The game of shōgi developed in Japan around the 10th or 11th century, and in its present form dates back to the 16th century.

It is similar to chess, in that it is played on a board by two players with pieces representing kings, generals and footsoldiers. Some of the pieces are different from chess pieces, though. What in the English version of chess is known as a ‘rook’ is in shōgi a ‘flying chariot’, for example. There is no queen.

One feature of shōgi which is different from chess is that a player may use pieces captured from the other player. It has been suggested that this reflects the practice of soldiers switching sides, which mercenaries in 16th century Japan sometimes did.

Another feature of shōgi which differs from chess is that pieces can be ‘promoted’: if a piece reaches the far side of the board, the player may promote it by turning it over. This means it can move in a different way. Not all pieces can be promoted in this way.

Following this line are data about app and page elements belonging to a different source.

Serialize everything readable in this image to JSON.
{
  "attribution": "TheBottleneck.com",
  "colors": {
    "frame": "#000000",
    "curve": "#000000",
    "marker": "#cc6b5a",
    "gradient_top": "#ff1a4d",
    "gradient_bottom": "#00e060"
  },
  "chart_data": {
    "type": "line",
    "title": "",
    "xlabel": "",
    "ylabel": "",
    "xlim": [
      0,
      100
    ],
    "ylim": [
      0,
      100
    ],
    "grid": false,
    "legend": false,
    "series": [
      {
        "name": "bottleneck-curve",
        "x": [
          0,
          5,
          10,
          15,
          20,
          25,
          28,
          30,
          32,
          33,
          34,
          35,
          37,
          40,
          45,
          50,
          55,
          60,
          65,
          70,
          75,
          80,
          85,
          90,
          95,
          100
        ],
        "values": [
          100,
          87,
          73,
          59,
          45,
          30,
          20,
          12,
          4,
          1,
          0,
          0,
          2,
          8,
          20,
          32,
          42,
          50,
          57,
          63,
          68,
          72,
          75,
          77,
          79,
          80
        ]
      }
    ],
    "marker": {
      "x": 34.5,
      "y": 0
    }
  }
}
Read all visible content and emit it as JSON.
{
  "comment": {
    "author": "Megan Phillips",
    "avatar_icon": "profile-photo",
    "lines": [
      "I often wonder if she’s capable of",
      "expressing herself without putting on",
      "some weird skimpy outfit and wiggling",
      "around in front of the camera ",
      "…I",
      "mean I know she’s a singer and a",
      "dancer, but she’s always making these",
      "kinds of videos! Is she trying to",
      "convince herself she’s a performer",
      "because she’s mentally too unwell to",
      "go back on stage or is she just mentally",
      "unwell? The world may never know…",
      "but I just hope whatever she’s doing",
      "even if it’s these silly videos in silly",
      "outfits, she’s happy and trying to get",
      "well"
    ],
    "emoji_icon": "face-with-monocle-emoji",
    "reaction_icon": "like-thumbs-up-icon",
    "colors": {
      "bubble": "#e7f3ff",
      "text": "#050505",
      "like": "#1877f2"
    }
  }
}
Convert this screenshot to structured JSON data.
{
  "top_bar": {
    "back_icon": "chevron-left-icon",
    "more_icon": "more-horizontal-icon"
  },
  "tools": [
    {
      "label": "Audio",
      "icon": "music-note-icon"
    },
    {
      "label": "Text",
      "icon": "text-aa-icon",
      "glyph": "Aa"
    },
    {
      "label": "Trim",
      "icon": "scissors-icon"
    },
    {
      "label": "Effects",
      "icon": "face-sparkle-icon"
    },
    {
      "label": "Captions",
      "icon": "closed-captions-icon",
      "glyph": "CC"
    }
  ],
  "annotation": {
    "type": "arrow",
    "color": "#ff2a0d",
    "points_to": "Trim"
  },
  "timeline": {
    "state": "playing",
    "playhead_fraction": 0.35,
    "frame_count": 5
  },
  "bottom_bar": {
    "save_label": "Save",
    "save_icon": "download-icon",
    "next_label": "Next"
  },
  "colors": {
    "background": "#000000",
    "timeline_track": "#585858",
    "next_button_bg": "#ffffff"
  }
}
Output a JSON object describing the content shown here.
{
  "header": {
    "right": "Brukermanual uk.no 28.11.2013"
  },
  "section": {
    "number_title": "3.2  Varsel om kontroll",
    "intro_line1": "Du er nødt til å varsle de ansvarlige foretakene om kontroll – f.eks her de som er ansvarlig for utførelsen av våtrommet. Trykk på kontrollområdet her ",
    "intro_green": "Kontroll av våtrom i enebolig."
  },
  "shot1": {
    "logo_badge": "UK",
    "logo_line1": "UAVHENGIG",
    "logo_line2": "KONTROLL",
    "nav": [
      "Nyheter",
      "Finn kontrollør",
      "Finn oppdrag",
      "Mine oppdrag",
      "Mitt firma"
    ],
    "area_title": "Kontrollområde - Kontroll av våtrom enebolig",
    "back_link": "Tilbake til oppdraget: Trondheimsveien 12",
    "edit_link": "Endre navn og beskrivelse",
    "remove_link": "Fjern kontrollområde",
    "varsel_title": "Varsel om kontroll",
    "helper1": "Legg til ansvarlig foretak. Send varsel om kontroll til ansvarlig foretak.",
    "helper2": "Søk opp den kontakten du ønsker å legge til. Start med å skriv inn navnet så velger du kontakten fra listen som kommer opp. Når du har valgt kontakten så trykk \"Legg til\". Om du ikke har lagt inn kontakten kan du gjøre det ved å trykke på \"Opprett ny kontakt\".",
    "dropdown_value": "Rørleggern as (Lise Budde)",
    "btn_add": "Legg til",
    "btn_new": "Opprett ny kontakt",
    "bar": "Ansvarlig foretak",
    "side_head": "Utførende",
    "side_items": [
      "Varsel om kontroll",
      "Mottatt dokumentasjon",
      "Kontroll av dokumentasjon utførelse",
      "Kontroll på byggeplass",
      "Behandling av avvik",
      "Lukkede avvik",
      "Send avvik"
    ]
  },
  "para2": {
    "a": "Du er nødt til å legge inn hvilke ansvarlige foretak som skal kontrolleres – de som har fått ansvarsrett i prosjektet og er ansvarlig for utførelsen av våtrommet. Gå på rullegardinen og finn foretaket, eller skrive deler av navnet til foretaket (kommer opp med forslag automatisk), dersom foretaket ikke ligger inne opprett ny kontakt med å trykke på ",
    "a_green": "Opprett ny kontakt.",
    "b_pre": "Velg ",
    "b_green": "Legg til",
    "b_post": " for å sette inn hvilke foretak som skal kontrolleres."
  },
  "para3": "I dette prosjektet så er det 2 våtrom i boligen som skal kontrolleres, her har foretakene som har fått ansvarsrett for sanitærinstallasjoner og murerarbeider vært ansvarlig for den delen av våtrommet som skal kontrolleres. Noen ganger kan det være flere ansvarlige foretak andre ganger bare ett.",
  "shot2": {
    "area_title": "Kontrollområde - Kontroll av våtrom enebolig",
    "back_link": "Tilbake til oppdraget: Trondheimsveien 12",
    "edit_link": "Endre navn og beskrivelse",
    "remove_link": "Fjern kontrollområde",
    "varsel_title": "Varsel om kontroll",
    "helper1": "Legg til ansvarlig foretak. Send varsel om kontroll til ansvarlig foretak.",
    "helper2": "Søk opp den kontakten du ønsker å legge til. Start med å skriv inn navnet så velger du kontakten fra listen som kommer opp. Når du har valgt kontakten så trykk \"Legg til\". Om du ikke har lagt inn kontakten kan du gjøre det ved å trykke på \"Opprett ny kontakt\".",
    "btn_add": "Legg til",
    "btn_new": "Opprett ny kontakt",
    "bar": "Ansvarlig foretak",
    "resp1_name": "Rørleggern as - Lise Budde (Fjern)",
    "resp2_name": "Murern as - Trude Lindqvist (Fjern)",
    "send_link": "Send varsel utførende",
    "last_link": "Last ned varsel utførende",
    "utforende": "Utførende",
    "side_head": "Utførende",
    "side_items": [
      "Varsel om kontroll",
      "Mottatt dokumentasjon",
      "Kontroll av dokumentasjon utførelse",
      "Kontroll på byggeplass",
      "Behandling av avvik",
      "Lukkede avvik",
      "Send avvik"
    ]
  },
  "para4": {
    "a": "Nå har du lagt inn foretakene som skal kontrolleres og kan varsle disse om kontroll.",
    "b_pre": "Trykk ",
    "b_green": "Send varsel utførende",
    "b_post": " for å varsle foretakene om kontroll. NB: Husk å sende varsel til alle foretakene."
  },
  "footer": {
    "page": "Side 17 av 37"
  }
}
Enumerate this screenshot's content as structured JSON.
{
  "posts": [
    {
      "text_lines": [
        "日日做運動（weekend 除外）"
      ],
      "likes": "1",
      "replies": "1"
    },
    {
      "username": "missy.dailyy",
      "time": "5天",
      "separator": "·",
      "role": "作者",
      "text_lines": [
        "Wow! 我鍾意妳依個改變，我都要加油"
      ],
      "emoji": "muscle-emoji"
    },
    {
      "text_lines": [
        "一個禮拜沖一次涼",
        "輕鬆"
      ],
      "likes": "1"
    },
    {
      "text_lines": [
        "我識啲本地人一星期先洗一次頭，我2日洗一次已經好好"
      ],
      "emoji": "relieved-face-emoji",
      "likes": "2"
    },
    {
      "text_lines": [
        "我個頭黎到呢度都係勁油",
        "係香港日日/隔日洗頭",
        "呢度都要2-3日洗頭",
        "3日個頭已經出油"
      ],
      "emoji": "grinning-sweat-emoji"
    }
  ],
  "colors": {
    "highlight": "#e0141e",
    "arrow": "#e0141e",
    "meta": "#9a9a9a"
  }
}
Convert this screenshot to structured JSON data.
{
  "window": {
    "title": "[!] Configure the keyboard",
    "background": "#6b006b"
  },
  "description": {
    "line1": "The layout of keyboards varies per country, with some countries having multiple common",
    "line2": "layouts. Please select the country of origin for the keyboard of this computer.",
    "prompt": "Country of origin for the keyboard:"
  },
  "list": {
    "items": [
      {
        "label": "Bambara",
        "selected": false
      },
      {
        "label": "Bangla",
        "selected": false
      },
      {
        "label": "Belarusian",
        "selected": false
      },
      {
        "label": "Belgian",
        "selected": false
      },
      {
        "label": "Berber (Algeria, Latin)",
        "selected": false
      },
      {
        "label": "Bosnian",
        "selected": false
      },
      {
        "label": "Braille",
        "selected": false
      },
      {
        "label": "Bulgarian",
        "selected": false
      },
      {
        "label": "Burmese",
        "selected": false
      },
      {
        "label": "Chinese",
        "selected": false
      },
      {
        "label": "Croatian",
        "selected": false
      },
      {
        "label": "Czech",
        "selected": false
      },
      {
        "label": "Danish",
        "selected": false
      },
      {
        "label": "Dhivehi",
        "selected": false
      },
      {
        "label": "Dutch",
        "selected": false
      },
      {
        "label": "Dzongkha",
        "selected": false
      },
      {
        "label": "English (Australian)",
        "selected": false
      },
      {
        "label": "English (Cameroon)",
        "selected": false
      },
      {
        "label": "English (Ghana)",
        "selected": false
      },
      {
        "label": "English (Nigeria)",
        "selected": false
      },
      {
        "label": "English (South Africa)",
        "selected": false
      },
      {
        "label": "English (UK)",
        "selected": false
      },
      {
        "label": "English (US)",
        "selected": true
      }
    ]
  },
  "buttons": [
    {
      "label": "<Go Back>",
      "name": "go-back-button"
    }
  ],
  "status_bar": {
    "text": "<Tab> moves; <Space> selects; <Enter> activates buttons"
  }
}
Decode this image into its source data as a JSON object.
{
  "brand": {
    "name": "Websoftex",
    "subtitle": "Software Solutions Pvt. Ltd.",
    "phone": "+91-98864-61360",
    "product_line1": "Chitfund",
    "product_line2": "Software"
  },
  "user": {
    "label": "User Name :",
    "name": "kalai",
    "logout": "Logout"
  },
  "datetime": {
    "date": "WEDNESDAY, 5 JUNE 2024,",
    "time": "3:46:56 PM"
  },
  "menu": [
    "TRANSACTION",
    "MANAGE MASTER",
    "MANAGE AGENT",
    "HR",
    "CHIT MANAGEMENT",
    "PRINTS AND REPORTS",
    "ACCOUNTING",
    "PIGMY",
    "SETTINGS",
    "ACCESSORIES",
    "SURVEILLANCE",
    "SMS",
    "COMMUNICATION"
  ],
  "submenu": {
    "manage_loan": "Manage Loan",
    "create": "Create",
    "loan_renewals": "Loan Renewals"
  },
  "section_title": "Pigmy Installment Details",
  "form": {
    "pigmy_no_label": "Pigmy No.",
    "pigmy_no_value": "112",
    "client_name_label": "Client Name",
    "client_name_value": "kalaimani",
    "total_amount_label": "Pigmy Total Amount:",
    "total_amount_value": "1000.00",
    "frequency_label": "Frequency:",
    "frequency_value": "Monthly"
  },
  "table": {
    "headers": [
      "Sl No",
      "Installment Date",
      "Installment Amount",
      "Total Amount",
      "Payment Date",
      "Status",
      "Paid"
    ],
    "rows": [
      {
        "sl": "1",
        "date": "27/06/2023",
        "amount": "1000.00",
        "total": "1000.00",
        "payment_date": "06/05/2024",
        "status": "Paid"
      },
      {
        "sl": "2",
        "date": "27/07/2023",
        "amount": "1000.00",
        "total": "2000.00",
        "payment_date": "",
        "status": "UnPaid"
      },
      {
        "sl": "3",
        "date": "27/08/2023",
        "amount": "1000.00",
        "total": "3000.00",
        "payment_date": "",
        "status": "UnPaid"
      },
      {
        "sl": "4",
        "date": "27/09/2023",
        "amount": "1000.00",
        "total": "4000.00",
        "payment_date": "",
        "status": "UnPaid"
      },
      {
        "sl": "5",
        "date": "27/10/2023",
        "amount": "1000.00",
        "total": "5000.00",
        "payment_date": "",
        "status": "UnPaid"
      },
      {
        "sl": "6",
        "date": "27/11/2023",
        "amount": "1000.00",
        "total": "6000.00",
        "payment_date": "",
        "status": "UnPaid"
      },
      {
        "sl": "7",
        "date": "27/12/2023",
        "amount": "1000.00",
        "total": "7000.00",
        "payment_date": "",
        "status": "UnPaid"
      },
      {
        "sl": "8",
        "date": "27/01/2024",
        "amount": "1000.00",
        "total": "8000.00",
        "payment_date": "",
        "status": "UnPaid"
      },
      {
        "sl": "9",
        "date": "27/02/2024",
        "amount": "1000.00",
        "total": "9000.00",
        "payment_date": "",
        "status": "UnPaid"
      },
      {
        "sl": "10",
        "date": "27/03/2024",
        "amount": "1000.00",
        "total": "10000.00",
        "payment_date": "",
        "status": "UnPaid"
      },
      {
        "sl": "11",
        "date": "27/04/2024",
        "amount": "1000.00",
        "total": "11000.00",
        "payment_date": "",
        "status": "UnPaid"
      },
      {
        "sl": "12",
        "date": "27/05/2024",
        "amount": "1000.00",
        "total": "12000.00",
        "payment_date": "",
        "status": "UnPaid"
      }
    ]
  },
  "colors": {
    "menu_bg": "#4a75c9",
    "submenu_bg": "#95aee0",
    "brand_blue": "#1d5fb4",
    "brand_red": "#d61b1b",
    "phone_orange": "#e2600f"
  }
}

This shōgi set was purchased by the Museum in 1951. It was believed at the time to have been made by the Japanese porcelain factory Kutani, the pieces dating from 1720, and the board from 1780. If so, it would be extremely rare. It is more likely that it was made in the early 19th century, but even so it is a very unusual item. Most shogi sets were made of wood, with luxury sets being made of lacquered wood decorated with gold.

Shogi can be played online - we've listed some websites to the right.